▶ **Material to process**:
----------

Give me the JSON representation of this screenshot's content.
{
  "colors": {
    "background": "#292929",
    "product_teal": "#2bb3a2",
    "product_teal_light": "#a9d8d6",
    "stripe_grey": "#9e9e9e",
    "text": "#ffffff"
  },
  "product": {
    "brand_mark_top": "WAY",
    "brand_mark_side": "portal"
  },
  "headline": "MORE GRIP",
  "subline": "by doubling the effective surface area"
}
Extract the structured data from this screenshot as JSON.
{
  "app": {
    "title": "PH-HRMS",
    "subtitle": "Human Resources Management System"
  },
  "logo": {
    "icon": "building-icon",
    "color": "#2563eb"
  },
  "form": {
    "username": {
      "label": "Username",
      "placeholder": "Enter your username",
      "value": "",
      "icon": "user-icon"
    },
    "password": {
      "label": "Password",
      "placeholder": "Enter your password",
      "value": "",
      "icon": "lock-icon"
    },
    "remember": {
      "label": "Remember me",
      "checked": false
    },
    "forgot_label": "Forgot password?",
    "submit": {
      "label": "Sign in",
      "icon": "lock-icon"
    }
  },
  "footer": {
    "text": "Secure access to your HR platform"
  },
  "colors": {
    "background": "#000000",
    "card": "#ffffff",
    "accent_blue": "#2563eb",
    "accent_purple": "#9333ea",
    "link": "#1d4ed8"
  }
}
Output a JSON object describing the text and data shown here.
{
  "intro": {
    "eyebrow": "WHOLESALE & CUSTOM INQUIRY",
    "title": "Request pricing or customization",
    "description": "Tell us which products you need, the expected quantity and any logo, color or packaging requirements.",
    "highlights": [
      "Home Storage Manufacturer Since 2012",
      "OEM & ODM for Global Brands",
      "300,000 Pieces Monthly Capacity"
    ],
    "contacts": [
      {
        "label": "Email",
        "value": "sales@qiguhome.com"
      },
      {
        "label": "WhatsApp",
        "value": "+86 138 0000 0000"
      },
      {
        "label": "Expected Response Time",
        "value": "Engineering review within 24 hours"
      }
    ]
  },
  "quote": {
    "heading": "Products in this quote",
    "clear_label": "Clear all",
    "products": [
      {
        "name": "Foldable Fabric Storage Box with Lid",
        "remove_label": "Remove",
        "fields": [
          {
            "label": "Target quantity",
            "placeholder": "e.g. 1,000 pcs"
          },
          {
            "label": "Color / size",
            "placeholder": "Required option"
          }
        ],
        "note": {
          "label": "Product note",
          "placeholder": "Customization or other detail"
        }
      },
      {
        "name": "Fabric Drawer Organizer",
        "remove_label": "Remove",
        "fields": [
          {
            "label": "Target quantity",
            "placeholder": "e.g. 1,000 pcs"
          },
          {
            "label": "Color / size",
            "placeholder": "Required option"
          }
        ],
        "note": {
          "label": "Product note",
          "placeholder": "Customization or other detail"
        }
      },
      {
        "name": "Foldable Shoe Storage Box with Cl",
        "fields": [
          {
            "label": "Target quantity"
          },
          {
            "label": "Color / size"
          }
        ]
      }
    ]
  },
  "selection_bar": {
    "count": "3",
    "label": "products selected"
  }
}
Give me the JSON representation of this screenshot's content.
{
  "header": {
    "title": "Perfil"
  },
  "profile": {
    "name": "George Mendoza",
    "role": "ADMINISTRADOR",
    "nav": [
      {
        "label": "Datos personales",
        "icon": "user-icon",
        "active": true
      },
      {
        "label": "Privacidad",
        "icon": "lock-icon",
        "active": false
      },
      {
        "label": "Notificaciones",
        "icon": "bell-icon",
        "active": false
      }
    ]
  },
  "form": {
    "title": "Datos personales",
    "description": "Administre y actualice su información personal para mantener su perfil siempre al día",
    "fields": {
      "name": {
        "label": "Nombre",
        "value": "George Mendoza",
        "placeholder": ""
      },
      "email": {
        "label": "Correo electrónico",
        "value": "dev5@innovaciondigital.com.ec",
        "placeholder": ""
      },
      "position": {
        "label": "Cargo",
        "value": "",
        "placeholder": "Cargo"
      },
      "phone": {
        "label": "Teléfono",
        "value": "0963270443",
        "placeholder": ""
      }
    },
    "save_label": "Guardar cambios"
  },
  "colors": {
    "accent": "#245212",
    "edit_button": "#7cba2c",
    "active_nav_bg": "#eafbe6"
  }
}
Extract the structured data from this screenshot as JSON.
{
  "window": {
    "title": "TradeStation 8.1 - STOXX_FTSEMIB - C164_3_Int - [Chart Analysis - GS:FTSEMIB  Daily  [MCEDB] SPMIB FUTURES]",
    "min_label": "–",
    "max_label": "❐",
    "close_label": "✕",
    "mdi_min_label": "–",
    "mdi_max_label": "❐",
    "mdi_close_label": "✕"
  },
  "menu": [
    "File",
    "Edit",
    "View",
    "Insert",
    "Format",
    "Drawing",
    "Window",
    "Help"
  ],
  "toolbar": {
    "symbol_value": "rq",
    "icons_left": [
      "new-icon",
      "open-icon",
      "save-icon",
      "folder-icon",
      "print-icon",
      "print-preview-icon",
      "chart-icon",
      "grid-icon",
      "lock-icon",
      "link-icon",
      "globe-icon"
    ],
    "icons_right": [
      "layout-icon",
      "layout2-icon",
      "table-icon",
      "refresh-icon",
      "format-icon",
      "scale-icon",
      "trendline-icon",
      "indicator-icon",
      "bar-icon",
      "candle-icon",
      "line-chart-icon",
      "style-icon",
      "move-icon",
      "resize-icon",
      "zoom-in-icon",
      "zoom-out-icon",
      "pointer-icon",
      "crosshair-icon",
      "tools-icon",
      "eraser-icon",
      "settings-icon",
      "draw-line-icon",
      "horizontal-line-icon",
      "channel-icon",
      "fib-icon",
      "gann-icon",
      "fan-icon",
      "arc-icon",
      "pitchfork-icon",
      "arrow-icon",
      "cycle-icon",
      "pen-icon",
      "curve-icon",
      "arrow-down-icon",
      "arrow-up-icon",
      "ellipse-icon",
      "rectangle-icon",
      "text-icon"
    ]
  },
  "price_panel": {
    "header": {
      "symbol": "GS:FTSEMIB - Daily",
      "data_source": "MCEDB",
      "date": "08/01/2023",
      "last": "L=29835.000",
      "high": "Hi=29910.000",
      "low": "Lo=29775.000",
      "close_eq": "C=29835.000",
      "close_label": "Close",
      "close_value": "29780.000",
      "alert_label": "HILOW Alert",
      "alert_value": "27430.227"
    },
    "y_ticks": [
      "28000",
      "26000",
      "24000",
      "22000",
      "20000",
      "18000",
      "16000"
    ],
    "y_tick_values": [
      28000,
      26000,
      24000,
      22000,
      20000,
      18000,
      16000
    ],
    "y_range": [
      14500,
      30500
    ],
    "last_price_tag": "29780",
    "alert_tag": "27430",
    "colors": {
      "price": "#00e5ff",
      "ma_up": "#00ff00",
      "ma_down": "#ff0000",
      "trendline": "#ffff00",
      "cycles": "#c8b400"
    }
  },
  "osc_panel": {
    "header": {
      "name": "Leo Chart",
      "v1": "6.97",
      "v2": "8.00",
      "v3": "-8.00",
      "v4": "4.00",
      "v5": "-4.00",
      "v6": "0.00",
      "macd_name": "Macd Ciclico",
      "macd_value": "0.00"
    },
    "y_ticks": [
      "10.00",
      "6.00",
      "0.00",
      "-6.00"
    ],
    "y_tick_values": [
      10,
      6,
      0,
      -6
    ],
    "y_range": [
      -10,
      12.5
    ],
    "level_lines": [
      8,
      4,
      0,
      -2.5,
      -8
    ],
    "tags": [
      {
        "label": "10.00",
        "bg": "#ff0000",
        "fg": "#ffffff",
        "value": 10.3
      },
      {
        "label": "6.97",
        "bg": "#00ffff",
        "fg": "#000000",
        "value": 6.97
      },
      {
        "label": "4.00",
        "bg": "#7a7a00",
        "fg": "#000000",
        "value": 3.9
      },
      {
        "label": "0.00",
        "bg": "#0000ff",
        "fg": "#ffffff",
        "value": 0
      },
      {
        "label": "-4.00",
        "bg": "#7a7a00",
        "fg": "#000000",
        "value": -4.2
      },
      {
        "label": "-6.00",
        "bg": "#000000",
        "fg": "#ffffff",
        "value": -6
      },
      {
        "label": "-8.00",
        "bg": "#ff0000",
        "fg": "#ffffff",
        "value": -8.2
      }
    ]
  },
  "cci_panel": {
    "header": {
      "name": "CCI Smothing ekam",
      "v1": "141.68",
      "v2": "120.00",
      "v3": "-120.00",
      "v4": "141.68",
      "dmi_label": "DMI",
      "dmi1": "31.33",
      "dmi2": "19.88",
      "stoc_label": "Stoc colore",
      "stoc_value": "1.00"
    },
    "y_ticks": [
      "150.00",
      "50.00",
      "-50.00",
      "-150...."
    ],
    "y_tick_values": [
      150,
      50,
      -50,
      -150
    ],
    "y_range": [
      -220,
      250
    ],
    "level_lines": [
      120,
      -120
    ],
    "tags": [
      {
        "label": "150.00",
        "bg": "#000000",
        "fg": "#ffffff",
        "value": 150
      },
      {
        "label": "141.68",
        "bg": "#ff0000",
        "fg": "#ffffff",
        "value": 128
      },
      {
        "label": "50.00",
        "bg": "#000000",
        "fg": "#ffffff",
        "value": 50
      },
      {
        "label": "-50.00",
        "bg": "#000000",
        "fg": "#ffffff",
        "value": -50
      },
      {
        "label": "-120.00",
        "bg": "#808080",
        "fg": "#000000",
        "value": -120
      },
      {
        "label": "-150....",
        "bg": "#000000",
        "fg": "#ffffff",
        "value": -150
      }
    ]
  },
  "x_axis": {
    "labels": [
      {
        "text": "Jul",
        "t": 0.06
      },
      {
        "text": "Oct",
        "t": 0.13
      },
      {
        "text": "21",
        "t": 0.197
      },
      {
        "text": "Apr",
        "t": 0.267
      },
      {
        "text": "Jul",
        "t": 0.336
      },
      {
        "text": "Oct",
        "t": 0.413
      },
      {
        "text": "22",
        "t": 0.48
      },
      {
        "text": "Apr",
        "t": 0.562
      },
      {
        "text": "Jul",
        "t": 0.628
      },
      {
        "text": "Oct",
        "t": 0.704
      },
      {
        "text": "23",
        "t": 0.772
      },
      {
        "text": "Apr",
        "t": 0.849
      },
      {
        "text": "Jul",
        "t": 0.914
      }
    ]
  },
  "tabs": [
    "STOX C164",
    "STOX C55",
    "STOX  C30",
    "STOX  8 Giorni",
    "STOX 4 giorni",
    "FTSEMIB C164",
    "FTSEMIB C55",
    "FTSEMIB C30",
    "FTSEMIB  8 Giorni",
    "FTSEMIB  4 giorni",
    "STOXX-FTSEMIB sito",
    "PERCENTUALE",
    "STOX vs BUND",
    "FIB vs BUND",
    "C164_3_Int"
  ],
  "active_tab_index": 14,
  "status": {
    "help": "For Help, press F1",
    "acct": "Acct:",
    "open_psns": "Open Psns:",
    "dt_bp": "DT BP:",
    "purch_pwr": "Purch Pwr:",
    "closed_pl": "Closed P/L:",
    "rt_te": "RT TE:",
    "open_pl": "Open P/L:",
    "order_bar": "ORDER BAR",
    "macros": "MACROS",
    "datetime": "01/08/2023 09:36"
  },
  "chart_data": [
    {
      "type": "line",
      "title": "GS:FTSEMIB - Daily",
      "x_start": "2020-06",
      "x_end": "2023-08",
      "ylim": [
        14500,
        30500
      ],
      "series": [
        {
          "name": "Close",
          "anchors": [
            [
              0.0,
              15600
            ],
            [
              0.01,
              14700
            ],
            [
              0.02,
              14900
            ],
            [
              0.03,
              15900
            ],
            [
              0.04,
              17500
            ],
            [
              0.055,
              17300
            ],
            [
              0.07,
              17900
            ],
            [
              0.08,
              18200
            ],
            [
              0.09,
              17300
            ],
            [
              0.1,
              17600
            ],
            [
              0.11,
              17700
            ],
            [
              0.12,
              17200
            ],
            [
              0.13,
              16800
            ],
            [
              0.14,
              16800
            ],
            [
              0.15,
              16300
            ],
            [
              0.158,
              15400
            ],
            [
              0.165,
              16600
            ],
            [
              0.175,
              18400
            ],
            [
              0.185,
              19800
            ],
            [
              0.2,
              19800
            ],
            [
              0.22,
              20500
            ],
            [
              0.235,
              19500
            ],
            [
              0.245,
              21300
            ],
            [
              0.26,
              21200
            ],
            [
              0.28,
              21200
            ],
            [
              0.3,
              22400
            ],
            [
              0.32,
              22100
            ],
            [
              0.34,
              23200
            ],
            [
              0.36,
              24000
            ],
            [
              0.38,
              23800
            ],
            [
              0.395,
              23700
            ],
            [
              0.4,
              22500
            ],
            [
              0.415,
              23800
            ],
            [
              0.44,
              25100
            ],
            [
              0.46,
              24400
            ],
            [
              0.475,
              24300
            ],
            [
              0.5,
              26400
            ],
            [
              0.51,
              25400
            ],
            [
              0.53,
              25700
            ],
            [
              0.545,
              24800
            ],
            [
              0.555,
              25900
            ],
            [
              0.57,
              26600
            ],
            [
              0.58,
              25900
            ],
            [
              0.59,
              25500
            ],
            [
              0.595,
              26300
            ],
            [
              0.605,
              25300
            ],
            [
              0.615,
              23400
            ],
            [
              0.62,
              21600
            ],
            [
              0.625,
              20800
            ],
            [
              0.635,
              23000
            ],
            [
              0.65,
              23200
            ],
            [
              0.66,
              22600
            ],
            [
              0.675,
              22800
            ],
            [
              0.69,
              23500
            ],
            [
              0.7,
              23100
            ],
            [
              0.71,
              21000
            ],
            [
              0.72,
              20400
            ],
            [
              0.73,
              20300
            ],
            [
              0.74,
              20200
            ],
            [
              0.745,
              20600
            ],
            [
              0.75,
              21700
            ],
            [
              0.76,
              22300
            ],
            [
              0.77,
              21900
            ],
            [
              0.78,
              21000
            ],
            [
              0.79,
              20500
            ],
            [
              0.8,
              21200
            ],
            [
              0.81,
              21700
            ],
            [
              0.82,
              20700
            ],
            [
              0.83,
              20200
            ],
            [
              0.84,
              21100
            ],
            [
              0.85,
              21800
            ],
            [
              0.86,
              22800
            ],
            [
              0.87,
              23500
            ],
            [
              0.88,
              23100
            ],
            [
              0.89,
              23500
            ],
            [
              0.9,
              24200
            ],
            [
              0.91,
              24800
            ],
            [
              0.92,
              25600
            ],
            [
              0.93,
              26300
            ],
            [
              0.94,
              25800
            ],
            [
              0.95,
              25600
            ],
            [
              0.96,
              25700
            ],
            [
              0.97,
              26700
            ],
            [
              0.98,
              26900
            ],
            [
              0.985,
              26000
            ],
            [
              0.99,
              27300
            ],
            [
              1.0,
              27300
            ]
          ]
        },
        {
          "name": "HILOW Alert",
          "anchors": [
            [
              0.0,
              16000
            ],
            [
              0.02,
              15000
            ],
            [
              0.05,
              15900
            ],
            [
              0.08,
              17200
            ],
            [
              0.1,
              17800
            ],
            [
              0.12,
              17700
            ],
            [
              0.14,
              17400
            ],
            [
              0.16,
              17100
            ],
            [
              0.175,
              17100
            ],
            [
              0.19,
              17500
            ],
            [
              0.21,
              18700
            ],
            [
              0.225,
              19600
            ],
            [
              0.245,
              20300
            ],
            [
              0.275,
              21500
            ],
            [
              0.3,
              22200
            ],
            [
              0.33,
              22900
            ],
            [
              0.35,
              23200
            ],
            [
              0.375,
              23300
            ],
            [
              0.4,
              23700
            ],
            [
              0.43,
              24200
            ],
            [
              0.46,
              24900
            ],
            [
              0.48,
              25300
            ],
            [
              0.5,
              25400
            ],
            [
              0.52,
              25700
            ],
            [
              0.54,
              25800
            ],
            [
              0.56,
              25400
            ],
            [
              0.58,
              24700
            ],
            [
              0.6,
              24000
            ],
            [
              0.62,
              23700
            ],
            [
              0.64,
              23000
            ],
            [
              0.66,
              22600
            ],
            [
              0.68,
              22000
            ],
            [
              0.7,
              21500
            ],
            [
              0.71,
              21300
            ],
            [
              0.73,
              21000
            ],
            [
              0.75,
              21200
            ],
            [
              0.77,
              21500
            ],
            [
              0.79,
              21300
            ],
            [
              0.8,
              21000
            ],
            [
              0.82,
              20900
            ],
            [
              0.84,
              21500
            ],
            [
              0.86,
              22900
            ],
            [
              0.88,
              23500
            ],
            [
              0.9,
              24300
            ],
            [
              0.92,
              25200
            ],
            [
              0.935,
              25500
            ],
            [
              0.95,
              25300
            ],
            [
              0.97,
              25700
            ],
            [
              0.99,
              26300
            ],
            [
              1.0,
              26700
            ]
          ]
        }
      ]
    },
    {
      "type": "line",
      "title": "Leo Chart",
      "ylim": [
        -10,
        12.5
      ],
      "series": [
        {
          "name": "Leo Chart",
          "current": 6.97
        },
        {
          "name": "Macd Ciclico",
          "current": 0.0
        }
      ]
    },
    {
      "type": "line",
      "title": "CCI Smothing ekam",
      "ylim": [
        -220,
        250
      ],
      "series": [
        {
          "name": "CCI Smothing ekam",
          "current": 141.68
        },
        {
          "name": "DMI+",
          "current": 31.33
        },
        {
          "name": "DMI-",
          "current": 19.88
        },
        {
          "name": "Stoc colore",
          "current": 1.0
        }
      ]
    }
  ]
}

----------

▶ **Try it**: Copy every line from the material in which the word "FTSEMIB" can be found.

▶ **Task output**:
    "title": "TradeStation 8.1 - STOXX_FTSEMIB - C164_3_Int - [Chart Analysis - GS:FTSEMIB  Daily  [MCEDB] SPMIB FUTURES]",
      "symbol": "GS:FTSEMIB - Daily",
    "FTSEMIB C164",
    "FTSEMIB C55",
    "FTSEMIB C30",
    "FTSEMIB  8 Giorni",
    "FTSEMIB  4 giorni",
    "STOXX-FTSEMIB sito",
      "title": "GS:FTSEMIB - Daily",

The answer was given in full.